There are scientists who manage to fill the science-public communications gap: they produce clear and informative science literature. They write popular science books and hold popular lectures and podcasts. Their work shows that the classical ideas of Newton and Darwin have been overtaken by new discoveries. In light of these discoveries, we again a fundamentally new view of he world. Matter, life, and mind appear as consistent elements within an overall system of great complexity and overarching coherence. The biosphere is born within the womb of the universe, and mind and consciousness are born in the womb of the biosphere. Nothing is independent of any other thing. Our bodies are part of the biosphere, and they resonate with the web of life on this planet. Our minds are part of our bodies, and they are in touch with other minds near and far.
There are many ways to foster the evolution of our mindset. It is essential that you explore them, because the change of our mindset is essential if we are to create a better world. The new mindset — the more up-to-date science- and spirituality-based paradigm — is already on the horizon. More and more people are adopting it. Its spread is crucial if we are to attain a better future for the human family.
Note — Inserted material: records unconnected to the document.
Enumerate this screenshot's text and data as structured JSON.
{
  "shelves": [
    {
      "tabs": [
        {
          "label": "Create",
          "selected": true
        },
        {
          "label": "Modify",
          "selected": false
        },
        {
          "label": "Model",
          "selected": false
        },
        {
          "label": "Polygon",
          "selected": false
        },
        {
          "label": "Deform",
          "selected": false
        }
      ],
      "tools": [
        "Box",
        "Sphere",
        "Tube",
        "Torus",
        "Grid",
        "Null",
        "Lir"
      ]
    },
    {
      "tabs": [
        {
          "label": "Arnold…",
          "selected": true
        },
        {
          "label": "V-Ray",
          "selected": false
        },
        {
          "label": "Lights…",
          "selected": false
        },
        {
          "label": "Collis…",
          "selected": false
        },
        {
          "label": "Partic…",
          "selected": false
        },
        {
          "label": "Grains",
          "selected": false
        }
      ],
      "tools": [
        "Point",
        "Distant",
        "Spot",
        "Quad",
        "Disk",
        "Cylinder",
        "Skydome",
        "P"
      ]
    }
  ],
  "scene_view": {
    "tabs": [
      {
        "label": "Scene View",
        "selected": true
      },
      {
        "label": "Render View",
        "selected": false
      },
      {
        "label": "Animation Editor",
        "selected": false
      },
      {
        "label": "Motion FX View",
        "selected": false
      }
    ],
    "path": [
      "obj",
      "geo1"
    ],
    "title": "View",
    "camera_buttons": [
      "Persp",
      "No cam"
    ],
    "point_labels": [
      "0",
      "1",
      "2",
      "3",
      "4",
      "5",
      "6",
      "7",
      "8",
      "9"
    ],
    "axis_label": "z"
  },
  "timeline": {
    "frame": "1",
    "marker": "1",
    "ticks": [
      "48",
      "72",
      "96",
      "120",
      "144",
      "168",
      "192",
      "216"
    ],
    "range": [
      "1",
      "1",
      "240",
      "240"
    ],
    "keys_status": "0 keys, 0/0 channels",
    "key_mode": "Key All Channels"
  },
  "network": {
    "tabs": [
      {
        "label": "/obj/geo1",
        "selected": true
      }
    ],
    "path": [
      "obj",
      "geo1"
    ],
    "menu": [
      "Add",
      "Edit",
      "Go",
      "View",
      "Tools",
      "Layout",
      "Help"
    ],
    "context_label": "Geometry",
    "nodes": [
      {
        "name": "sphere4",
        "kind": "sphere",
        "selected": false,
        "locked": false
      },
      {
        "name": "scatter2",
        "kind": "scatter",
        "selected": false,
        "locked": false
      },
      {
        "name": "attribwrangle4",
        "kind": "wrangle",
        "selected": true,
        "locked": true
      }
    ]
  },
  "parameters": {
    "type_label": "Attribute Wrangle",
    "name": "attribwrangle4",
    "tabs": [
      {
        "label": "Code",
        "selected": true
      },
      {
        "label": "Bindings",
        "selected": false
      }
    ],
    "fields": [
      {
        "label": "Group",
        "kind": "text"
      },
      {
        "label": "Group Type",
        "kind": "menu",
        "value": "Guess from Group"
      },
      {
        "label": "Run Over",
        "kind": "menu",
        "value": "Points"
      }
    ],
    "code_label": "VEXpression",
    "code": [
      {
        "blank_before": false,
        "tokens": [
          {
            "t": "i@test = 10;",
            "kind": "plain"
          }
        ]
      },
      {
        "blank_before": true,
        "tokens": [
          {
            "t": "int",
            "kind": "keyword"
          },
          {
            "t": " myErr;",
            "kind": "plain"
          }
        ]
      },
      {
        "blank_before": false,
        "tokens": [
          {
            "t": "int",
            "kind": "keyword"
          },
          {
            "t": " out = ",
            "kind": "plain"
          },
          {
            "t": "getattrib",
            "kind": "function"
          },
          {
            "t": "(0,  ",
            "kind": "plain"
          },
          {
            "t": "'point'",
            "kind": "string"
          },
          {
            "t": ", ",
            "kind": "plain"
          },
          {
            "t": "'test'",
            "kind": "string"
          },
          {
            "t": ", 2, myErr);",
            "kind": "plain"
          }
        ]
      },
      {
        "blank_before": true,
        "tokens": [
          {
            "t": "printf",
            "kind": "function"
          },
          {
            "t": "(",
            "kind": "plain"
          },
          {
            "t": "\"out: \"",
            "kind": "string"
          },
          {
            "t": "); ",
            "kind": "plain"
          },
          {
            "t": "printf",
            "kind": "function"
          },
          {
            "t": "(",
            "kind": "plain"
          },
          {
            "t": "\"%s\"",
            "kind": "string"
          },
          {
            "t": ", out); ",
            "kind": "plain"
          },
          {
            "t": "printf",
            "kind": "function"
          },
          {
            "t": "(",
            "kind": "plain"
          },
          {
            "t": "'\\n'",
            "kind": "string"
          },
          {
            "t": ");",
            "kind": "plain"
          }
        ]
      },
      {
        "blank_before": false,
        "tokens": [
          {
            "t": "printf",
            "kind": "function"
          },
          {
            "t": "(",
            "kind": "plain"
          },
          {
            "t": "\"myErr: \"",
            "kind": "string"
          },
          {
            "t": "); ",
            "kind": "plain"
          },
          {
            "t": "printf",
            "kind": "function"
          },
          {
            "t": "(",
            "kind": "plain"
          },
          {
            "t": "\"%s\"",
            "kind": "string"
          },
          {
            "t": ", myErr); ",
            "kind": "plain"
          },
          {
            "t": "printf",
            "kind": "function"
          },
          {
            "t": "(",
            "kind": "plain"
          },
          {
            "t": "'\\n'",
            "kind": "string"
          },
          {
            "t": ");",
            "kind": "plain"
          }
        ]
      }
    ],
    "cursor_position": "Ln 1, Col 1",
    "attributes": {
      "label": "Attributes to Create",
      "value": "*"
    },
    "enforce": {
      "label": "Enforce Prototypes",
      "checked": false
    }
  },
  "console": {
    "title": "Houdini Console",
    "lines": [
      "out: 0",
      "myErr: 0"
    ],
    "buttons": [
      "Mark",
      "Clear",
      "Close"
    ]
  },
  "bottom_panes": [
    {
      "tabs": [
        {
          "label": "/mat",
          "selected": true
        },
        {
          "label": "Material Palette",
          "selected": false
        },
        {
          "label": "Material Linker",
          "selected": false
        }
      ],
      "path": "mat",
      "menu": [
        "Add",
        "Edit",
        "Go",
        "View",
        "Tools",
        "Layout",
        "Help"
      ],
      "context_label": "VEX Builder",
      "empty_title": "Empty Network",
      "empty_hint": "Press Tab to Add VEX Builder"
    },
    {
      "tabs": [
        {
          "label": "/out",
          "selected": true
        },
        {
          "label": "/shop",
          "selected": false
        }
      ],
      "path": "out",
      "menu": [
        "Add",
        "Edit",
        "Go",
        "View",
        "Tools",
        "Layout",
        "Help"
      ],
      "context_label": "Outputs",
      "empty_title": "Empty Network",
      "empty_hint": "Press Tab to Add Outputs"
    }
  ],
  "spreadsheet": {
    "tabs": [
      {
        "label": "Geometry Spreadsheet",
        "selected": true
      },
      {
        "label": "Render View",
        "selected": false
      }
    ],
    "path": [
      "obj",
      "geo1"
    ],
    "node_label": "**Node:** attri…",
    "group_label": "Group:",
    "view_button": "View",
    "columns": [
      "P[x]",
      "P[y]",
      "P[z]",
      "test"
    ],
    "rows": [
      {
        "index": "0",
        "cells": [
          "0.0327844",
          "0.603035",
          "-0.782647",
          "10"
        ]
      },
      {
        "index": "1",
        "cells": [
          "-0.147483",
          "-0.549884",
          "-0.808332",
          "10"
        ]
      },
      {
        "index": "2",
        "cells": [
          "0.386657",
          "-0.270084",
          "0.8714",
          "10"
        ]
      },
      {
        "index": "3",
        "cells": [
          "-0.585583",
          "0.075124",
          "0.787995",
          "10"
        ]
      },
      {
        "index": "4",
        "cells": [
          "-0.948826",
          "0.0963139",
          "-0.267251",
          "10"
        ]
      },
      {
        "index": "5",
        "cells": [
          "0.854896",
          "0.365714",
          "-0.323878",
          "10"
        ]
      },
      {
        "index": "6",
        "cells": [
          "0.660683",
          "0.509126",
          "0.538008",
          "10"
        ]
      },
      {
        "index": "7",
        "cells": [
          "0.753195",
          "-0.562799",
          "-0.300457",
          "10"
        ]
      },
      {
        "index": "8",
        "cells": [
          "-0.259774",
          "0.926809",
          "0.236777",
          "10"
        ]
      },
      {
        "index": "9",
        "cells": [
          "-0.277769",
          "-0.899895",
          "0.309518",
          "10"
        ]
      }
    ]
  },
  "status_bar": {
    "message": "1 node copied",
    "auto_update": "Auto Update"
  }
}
We are one with our fellow humans and with all things in this living and evolving universe. We need to realize this, and behave accordingly.
Unconditional love is the motto for the new mindset. It is not a pipe dream. It is the precondition of thriving on planet Earth.
Mindset change is an essential factor in your attempts to create a better world. It needs to become the mindset that you and I, and other responsible and awakened people wish to see in the world.
About the Author
Ervin Laszlo, Doctorat ès Lettres et Sciences Humaines, twice nominated for the Nobel Peace Prize, Laureate of the Luxembourg Peace Prize, the Assisi Mandir of Peace Prize, as well as of the Japan Peace Prize, the Goi Award, has been identified by an international jury convened by OOOM Magazine as the 28th among the world’s 100 most inspiring people. He is the editor of the prestigious periodical World Futures: The Journal of New Paradigm Research, founder-president of the international think tank Club of Budapest, founder-president of The Laszlo Institute of New Paradigm Research, and chairperson of The Wisdom Council of the new internet platform People Together. He is the author of over 100 books translated into 24 languages, including The Wisdom Principles, along with nearly 400 studies and articles. He lives in the Tuscan hills of the Mediterranean coast of Italy.